*Directions for this task*:
The entries below should be repeated exactly, with no pictures carried over.

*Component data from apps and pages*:
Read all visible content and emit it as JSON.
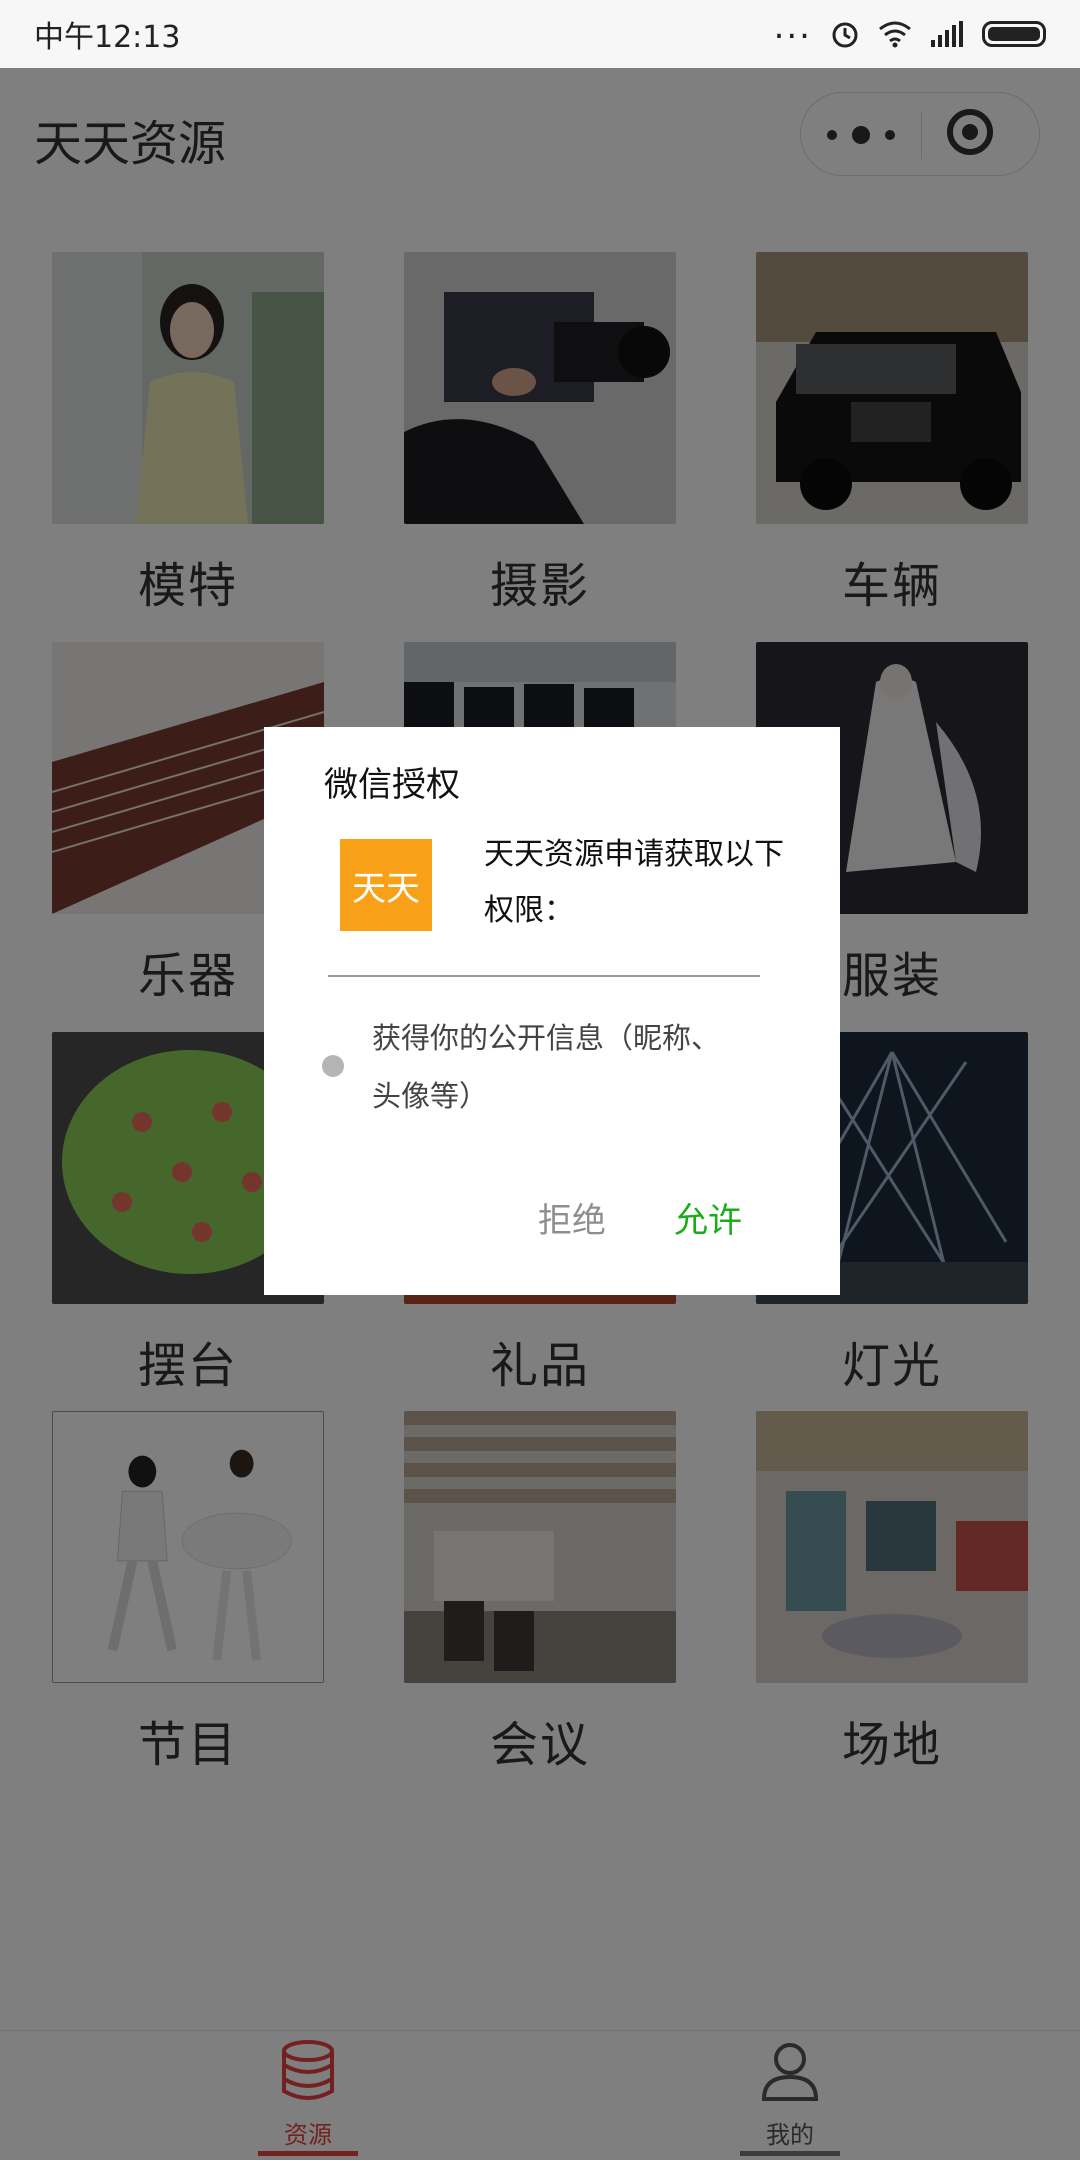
{
  "status_bar": {
    "time": "中午12:13",
    "dots": "..."
  },
  "header": {
    "title": "天天资源"
  },
  "grid": {
    "items": [
      {
        "label": "模特"
      },
      {
        "label": "摄影"
      },
      {
        "label": "车辆"
      },
      {
        "label": "乐器"
      },
      {
        "label": ""
      },
      {
        "label": "服装"
      },
      {
        "label": "摆台"
      },
      {
        "label": "礼品"
      },
      {
        "label": "灯光"
      },
      {
        "label": "节目"
      },
      {
        "label": "会议"
      },
      {
        "label": "场地"
      }
    ]
  },
  "tabbar": {
    "resources_label": "资源",
    "mine_label": "我的",
    "active_color": "#e64340"
  },
  "dialog": {
    "title": "微信授权",
    "app_logo_text": "天天",
    "request_text": "天天资源申请获取以下权限：",
    "scope_text": "获得你的公开信息（昵称、头像等）",
    "deny_label": "拒绝",
    "allow_label": "允许",
    "allow_color": "#1aad19"
  }
}
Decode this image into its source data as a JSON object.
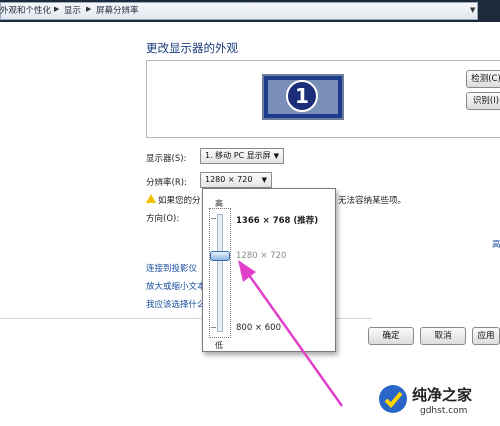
{
  "breadcrumb": {
    "items": [
      "外观和个性化",
      "显示",
      "屏幕分辨率"
    ]
  },
  "page_title": "更改显示器的外观",
  "preview": {
    "monitor_number": "1",
    "detect_button": "检测(C)",
    "identify_button": "识别(I)"
  },
  "display": {
    "label": "显示器(S):",
    "value": "1. 移动 PC 显示屏"
  },
  "resolution": {
    "label": "分辨率(R):",
    "value": "1280 × 720"
  },
  "warning": {
    "prefix": "如果您的分",
    "suffix": "无法容纳某些项。"
  },
  "orientation": {
    "label": "方向(O):"
  },
  "advanced_link_fragment": "高",
  "links": [
    "连接到投影仪",
    "放大或缩小文本",
    "我应该选择什么"
  ],
  "footer": {
    "ok": "确定",
    "cancel": "取消",
    "apply": "应用"
  },
  "resolution_popup": {
    "high_label": "高",
    "low_label": "低",
    "options": [
      "1366 × 768 (推荐)",
      "1280 × 720",
      "800 × 600"
    ],
    "selected_option": "1280 × 720"
  },
  "watermark": {
    "brand": "纯净之家",
    "url": "gdhst.com"
  },
  "colors": {
    "link": "#1a4fa0",
    "annotation_arrow": "#e040c8",
    "title": "#1a3a7a"
  }
}
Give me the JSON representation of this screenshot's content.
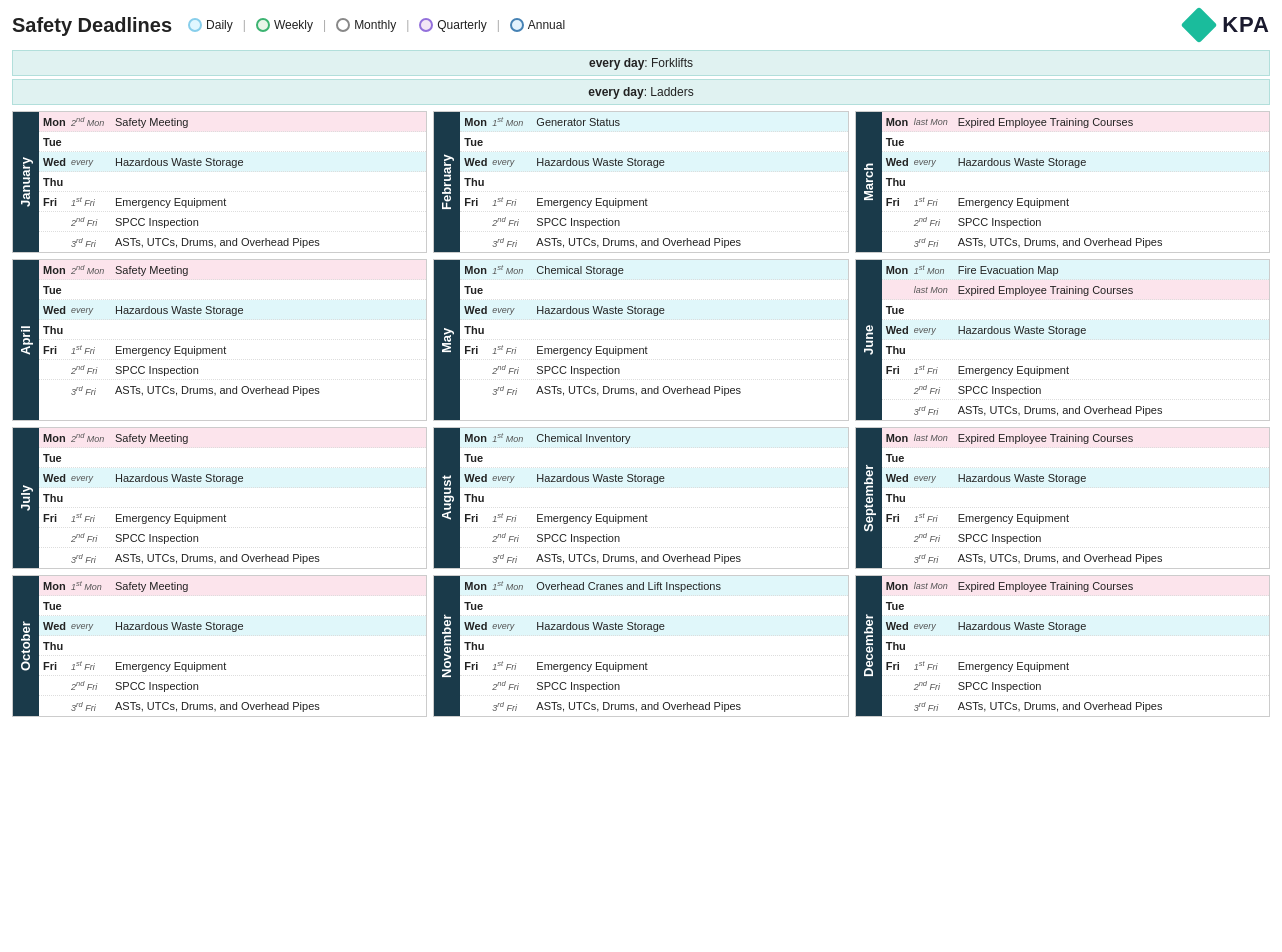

*Result for this task*:
Read all visible content and emit it as JSON.
{
  "status_bar": {
    "time": "中午12:13",
    "dots": "..."
  },
  "header": {
    "title": "天天资源"
  },
  "grid": {
    "items": [
      {
        "label": "模特"
      },
      {
        "label": "摄影"
      },
      {
        "label": "车辆"
      },
      {
        "label": "乐器"
      },
      {
        "label": ""
      },
      {
        "label": "服装"
      },
      {
        "label": "摆台"
      },
      {
        "label": "礼品"
      },
      {
        "label": "灯光"
      },
      {
        "label": "节目"
      },
      {
        "label": "会议"
      },
      {
        "label": "场地"
      }
    ]
  },
  "tabbar": {
    "resources_label": "资源",
    "mine_label": "我的",
    "active_color": "#e64340"
  },
  "dialog": {
    "title": "微信授权",
    "app_logo_text": "天天",
    "request_text": "天天资源申请获取以下权限：",
    "scope_text": "获得你的公开信息（昵称、头像等）",
    "deny_label": "拒绝",
    "allow_label": "允许",
    "allow_color": "#1aad19"
  }
}
Decode this image into its source data as a JSON object.
{
  "breadcrumb": {
    "items": [
      "外观和个性化",
      "显示",
      "屏幕分辨率"
    ]
  },
  "page_title": "更改显示器的外观",
  "preview": {
    "monitor_number": "1",
    "detect_button": "检测(C)",
    "identify_button": "识别(I)"
  },
  "display": {
    "label": "显示器(S):",
    "value": "1. 移动 PC 显示屏"
  },
  "resolution": {
    "label": "分辨率(R):",
    "value": "1280 × 720"
  },
  "warning": {
    "prefix": "如果您的分",
    "suffix": "无法容纳某些项。"
  },
  "orientation": {
    "label": "方向(O):"
  },
  "advanced_link_fragment": "高",
  "links": [
    "连接到投影仪",
    "放大或缩小文本",
    "我应该选择什么"
  ],
  "footer": {
    "ok": "确定",
    "cancel": "取消",
    "apply": "应用"
  },
  "resolution_popup": {
    "high_label": "高",
    "low_label": "低",
    "options": [
      "1366 × 768 (推荐)",
      "1280 × 720",
      "800 × 600"
    ],
    "selected_option": "1280 × 720"
  },
  "watermark": {
    "brand": "纯净之家",
    "url": "gdhst.com"
  },
  "colors": {
    "link": "#1a4fa0",
    "annotation_arrow": "#e040c8",
    "title": "#1a3a7a"
  }
}
Give me the JSON representation of this screenshot's content.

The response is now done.